[Entries shown]:
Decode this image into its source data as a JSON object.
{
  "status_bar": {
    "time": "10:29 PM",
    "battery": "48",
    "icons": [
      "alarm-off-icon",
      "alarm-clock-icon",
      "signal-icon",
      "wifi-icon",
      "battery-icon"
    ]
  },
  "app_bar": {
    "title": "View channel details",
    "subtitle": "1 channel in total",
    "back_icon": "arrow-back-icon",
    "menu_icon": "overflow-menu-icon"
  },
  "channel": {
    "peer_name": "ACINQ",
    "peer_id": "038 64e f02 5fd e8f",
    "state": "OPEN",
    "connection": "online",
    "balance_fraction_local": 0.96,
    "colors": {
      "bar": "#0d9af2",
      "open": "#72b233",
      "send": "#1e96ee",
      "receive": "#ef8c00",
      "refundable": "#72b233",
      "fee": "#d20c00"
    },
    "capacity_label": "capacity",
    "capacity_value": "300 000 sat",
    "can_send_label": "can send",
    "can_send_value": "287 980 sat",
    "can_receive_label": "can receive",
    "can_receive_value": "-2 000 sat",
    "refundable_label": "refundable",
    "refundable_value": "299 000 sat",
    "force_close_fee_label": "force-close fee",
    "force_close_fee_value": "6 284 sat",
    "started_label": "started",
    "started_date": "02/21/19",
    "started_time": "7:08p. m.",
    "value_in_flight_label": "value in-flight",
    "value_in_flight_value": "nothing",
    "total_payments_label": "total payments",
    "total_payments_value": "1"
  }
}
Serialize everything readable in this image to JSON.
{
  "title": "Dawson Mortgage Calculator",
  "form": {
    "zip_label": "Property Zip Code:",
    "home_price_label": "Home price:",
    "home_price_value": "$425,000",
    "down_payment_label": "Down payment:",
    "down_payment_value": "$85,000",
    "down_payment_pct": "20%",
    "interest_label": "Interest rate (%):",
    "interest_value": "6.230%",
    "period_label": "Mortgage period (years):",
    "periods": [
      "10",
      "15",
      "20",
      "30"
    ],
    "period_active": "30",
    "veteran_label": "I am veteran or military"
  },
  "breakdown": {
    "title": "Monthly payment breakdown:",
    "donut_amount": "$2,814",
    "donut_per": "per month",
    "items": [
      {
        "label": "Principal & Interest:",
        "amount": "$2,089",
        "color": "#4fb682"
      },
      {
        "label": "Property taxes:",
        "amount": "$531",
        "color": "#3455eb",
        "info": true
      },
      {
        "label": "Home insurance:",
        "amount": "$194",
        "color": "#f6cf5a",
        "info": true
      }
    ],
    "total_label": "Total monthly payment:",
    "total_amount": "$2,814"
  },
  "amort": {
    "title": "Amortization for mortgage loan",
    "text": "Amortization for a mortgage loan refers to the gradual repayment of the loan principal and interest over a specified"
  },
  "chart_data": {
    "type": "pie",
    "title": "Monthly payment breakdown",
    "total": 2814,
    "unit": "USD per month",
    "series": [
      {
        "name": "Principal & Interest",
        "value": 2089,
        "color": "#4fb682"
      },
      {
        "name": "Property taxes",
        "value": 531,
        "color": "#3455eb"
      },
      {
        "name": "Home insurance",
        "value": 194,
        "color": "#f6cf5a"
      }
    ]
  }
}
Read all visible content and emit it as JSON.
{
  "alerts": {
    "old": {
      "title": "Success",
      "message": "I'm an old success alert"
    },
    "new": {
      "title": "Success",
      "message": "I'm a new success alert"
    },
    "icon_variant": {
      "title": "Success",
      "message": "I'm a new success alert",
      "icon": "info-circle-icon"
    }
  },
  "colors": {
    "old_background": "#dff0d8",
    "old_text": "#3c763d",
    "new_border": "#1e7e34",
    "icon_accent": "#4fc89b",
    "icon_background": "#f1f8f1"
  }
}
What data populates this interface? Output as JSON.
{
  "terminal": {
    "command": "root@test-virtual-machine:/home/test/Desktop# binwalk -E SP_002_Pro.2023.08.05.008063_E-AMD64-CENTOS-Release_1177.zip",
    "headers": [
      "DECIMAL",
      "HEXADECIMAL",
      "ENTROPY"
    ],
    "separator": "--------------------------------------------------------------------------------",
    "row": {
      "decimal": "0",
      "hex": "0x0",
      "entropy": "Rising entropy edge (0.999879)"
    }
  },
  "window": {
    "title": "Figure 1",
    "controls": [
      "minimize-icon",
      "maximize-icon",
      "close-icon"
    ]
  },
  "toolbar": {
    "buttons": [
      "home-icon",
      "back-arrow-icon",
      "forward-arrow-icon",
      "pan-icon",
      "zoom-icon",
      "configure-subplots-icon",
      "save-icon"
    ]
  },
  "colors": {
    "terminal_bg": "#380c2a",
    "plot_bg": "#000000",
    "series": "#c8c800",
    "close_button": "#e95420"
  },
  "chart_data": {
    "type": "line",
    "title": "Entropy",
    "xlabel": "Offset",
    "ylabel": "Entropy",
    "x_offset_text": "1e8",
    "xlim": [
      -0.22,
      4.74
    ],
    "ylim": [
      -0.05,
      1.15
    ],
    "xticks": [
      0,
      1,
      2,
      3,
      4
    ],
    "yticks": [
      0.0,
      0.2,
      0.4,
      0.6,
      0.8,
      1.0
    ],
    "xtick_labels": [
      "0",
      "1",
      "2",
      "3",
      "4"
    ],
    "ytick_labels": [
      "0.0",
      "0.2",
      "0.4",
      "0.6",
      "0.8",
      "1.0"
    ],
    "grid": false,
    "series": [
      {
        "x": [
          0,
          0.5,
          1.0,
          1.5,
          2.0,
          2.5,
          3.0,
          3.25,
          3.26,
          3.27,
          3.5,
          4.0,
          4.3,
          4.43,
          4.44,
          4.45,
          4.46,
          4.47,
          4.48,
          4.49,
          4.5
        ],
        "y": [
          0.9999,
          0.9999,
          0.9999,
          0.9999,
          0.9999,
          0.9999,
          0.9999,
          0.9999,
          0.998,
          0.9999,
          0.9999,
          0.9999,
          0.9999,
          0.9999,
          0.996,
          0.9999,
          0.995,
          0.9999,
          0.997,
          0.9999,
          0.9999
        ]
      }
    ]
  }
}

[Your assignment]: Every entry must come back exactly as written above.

[Answer section]:
Decode this image into its source data as a JSON object.
{
  "status_bar": {
    "time": "10:29 PM",
    "battery": "48",
    "icons": [
      "alarm-off-icon",
      "alarm-clock-icon",
      "signal-icon",
      "wifi-icon",
      "battery-icon"
    ]
  },
  "app_bar": {
    "title": "View channel details",
    "subtitle": "1 channel in total",
    "back_icon": "arrow-back-icon",
    "menu_icon": "overflow-menu-icon"
  },
  "channel": {
    "peer_name": "ACINQ",
    "peer_id": "038 64e f02 5fd e8f",
    "state": "OPEN",
    "connection": "online",
    "balance_fraction_local": 0.96,
    "colors": {
      "bar": "#0d9af2",
      "open": "#72b233",
      "send": "#1e96ee",
      "receive": "#ef8c00",
      "refundable": "#72b233",
      "fee": "#d20c00"
    },
    "capacity_label": "capacity",
    "capacity_value": "300 000 sat",
    "can_send_label": "can send",
    "can_send_value": "287 980 sat",
    "can_receive_label": "can receive",
    "can_receive_value": "-2 000 sat",
    "refundable_label": "refundable",
    "refundable_value": "299 000 sat",
    "force_close_fee_label": "force-close fee",
    "force_close_fee_value": "6 284 sat",
    "started_label": "started",
    "started_date": "02/21/19",
    "started_time": "7:08p. m.",
    "value_in_flight_label": "value in-flight",
    "value_in_flight_value": "nothing",
    "total_payments_label": "total payments",
    "total_payments_value": "1"
  }
}
Serialize everything readable in this image to JSON.
{
  "title": "Dawson Mortgage Calculator",
  "form": {
    "zip_label": "Property Zip Code:",
    "home_price_label": "Home price:",
    "home_price_value": "$425,000",
    "down_payment_label": "Down payment:",
    "down_payment_value": "$85,000",
    "down_payment_pct": "20%",
    "interest_label": "Interest rate (%):",
    "interest_value": "6.230%",
    "period_label": "Mortgage period (years):",
    "periods": [
      "10",
      "15",
      "20",
      "30"
    ],
    "period_active": "30",
    "veteran_label": "I am veteran or military"
  },
  "breakdown": {
    "title": "Monthly payment breakdown:",
    "donut_amount": "$2,814",
    "donut_per": "per month",
    "items": [
      {
        "label": "Principal & Interest:",
        "amount": "$2,089",
        "color": "#4fb682"
      },
      {
        "label": "Property taxes:",
        "amount": "$531",
        "color": "#3455eb",
        "info": true
      },
      {
        "label": "Home insurance:",
        "amount": "$194",
        "color": "#f6cf5a",
        "info": true
      }
    ],
    "total_label": "Total monthly payment:",
    "total_amount": "$2,814"
  },
  "amort": {
    "title": "Amortization for mortgage loan",
    "text": "Amortization for a mortgage loan refers to the gradual repayment of the loan principal and interest over a specified"
  },
  "chart_data": {
    "type": "pie",
    "title": "Monthly payment breakdown",
    "total": 2814,
    "unit": "USD per month",
    "series": [
      {
        "name": "Principal & Interest",
        "value": 2089,
        "color": "#4fb682"
      },
      {
        "name": "Property taxes",
        "value": 531,
        "color": "#3455eb"
      },
      {
        "name": "Home insurance",
        "value": 194,
        "color": "#f6cf5a"
      }
    ]
  }
}
Read all visible content and emit it as JSON.
{
  "alerts": {
    "old": {
      "title": "Success",
      "message": "I'm an old success alert"
    },
    "new": {
      "title": "Success",
      "message": "I'm a new success alert"
    },
    "icon_variant": {
      "title": "Success",
      "message": "I'm a new success alert",
      "icon": "info-circle-icon"
    }
  },
  "colors": {
    "old_background": "#dff0d8",
    "old_text": "#3c763d",
    "new_border": "#1e7e34",
    "icon_accent": "#4fc89b",
    "icon_background": "#f1f8f1"
  }
}
What data populates this interface? Output as JSON.
{
  "terminal": {
    "command": "root@test-virtual-machine:/home/test/Desktop# binwalk -E SP_002_Pro.2023.08.05.008063_E-AMD64-CENTOS-Release_1177.zip",
    "headers": [
      "DECIMAL",
      "HEXADECIMAL",
      "ENTROPY"
    ],
    "separator": "--------------------------------------------------------------------------------",
    "row": {
      "decimal": "0",
      "hex": "0x0",
      "entropy": "Rising entropy edge (0.999879)"
    }
  },
  "window": {
    "title": "Figure 1",
    "controls": [
      "minimize-icon",
      "maximize-icon",
      "close-icon"
    ]
  },
  "toolbar": {
    "buttons": [
      "home-icon",
      "back-arrow-icon",
      "forward-arrow-icon",
      "pan-icon",
      "zoom-icon",
      "configure-subplots-icon",
      "save-icon"
    ]
  },
  "colors": {
    "terminal_bg": "#380c2a",
    "plot_bg": "#000000",
    "series": "#c8c800",
    "close_button": "#e95420"
  },
  "chart_data": {
    "type": "line",
    "title": "Entropy",
    "xlabel": "Offset",
    "ylabel": "Entropy",
    "x_offset_text": "1e8",
    "xlim": [
      -0.22,
      4.74
    ],
    "ylim": [
      -0.05,
      1.15
    ],
    "xticks": [
      0,
      1,
      2,
      3,
      4
    ],
    "yticks": [
      0.0,
      0.2,
      0.4,
      0.6,
      0.8,
      1.0
    ],
    "xtick_labels": [
      "0",
      "1",
      "2",
      "3",
      "4"
    ],
    "ytick_labels": [
      "0.0",
      "0.2",
      "0.4",
      "0.6",
      "0.8",
      "1.0"
    ],
    "grid": false,
    "series": [
      {
        "x": [
          0,
          0.5,
          1.0,
          1.5,
          2.0,
          2.5,
          3.0,
          3.25,
          3.26,
          3.27,
          3.5,
          4.0,
          4.3,
          4.43,
          4.44,
          4.45,
          4.46,
          4.47,
          4.48,
          4.49,
          4.5
        ],
        "y": [
          0.9999,
          0.9999,
          0.9999,
          0.9999,
          0.9999,
          0.9999,
          0.9999,
          0.9999,
          0.998,
          0.9999,
          0.9999,
          0.9999,
          0.9999,
          0.9999,
          0.996,
          0.9999,
          0.995,
          0.9999,
          0.997,
          0.9999,
          0.9999
        ]
      }
    ]
  }
}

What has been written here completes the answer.